Spanning across 5,700 square miles of
savannah, the Serengeti National Park is a valued destination
both for safari lovers and migrating herds of wildlife.
Located in the northern region of Tanzania, bordering Kenya
and its Maasai Mara Game Reserve, the Serengeti is not only
Tanzania's oldest national park, but also holds large numbers
of a vast array of wildlife. It was declared a partial game
reserve by the British in 1921 due to the over-hunting of
lions, and in 1929 it became a full game reserve.
The diverse palate of the Serengeti
landscape provides habitats for many different wildlife. The
almost treeless grasslands of the Serengeti Plains provide the
perfect habitat for breeding wildebeest during the Great
Migration. Black clay soil covers a swamp savannah, making a
home for Nile crocodiles, colobus monkeys and martial eagles.
Elephant, giraffe and dik dik could be found in the open
woodlands and hills.
The region also holds the largest
population of lions due to the abundance of prey species
available. The increase in numbers of wildebeest and zebra
provide them with enough sustenance to thrive in this erratic
climate. The intense rains bring lush vegetation to the
Serengeti, but the gradual onset of the dry season forces many
of the migrating herds to continue on to greener
In order to preserve the wildlife
populations in the Serengeti, the resident Maasai people who
lived on the plains were relocated to the Ngorongoro
Highlands. UNESCO has declared the park a World Heritage Site
and the region has been great interest not only to tourists
but also to researchers. Dr. Bernhard Grizmek did aerial
surveys of the region's wildlife which resulted in the
best-selling classic, "Serengeti Shall Not Die".
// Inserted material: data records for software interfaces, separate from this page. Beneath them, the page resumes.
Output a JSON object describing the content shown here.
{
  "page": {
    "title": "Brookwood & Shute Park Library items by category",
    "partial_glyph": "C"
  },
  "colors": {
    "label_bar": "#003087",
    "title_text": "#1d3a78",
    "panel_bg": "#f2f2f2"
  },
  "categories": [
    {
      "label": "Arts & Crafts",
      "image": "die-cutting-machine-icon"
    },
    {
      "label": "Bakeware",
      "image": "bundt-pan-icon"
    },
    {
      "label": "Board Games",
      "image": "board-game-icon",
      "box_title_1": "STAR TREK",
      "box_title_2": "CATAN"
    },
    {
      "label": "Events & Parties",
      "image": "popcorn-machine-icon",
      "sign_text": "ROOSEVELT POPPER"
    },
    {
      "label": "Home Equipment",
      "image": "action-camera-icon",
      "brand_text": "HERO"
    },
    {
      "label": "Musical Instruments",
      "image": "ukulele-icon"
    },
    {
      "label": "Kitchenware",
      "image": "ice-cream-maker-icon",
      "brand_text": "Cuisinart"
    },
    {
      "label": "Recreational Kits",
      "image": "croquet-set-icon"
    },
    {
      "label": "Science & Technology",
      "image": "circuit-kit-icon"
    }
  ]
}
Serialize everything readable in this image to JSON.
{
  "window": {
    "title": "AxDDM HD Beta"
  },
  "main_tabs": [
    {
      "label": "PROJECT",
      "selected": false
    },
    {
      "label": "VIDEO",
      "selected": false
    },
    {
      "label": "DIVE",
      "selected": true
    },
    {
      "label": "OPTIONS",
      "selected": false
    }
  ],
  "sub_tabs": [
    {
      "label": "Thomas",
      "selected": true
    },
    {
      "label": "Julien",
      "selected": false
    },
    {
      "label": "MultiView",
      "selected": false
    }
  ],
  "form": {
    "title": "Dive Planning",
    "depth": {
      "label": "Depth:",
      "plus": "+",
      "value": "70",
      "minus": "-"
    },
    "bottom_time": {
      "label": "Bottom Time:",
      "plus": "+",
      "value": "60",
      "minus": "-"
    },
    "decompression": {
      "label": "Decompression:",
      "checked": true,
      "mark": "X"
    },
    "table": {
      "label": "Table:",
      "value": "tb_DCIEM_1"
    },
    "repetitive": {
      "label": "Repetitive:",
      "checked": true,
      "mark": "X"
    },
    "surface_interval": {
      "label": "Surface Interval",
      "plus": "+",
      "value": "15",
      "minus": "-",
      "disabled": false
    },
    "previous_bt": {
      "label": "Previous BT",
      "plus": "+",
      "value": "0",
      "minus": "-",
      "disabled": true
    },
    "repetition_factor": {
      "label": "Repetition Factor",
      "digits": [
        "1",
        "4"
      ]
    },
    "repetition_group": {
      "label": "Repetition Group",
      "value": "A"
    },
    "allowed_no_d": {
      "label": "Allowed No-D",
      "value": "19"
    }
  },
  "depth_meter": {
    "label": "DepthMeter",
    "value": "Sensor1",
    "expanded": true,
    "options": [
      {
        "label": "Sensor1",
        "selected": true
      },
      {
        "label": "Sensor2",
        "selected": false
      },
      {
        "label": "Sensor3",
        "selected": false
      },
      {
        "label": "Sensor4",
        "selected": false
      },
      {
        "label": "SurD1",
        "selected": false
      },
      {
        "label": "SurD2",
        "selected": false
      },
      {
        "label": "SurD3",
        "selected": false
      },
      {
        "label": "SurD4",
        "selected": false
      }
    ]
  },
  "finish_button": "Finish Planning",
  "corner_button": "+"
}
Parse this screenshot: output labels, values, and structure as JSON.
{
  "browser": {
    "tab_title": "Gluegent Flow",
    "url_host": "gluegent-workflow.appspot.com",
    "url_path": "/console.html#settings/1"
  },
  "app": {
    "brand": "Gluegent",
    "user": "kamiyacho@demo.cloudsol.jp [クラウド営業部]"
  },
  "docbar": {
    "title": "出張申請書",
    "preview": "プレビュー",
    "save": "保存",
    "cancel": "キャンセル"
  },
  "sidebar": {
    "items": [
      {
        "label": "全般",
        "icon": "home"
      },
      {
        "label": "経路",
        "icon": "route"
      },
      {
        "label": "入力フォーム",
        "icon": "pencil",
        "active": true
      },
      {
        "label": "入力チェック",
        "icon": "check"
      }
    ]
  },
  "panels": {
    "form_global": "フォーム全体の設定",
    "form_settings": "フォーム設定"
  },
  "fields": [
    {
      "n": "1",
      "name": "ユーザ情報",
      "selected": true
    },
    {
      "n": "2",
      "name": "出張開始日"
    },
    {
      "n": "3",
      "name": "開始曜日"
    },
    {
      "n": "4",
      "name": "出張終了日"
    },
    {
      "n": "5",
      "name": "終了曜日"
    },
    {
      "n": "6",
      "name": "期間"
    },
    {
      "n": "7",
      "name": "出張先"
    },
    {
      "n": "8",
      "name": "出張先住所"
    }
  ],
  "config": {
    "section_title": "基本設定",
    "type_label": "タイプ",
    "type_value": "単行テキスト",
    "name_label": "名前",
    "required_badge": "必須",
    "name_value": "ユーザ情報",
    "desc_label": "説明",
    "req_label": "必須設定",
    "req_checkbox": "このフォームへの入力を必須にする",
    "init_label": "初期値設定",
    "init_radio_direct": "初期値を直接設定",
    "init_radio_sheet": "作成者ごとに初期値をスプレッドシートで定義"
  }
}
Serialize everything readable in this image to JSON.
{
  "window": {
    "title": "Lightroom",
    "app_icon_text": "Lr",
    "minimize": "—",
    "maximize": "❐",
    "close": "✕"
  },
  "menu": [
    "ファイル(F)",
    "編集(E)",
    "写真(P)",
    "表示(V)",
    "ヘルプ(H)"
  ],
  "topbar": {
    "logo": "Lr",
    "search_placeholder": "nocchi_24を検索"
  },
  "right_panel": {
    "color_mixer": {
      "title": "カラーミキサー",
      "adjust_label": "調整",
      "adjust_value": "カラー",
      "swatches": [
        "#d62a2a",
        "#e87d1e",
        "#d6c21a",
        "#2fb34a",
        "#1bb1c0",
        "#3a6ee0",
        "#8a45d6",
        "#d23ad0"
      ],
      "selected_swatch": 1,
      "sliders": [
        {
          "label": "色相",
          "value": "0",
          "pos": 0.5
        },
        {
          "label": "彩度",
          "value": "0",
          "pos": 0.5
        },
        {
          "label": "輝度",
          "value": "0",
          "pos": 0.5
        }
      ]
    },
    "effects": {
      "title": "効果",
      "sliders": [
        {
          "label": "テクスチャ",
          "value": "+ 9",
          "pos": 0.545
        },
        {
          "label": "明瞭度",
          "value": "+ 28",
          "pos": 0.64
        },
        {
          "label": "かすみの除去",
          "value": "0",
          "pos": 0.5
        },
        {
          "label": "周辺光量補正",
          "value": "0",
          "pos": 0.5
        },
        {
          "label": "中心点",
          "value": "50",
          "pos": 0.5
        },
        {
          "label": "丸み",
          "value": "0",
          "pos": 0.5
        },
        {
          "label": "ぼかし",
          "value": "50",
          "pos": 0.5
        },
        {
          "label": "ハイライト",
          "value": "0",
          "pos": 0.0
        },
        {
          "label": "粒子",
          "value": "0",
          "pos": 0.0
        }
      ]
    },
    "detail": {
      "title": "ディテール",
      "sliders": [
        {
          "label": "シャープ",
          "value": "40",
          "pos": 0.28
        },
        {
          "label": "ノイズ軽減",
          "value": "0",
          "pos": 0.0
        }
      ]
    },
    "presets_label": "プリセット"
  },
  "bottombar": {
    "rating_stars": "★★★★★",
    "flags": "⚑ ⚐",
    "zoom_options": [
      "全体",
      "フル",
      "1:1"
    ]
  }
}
Experience the beautiful landscapes and
exciting wildlife encounters in the Serengeti National Park on
many of our Tanzania safari vacations.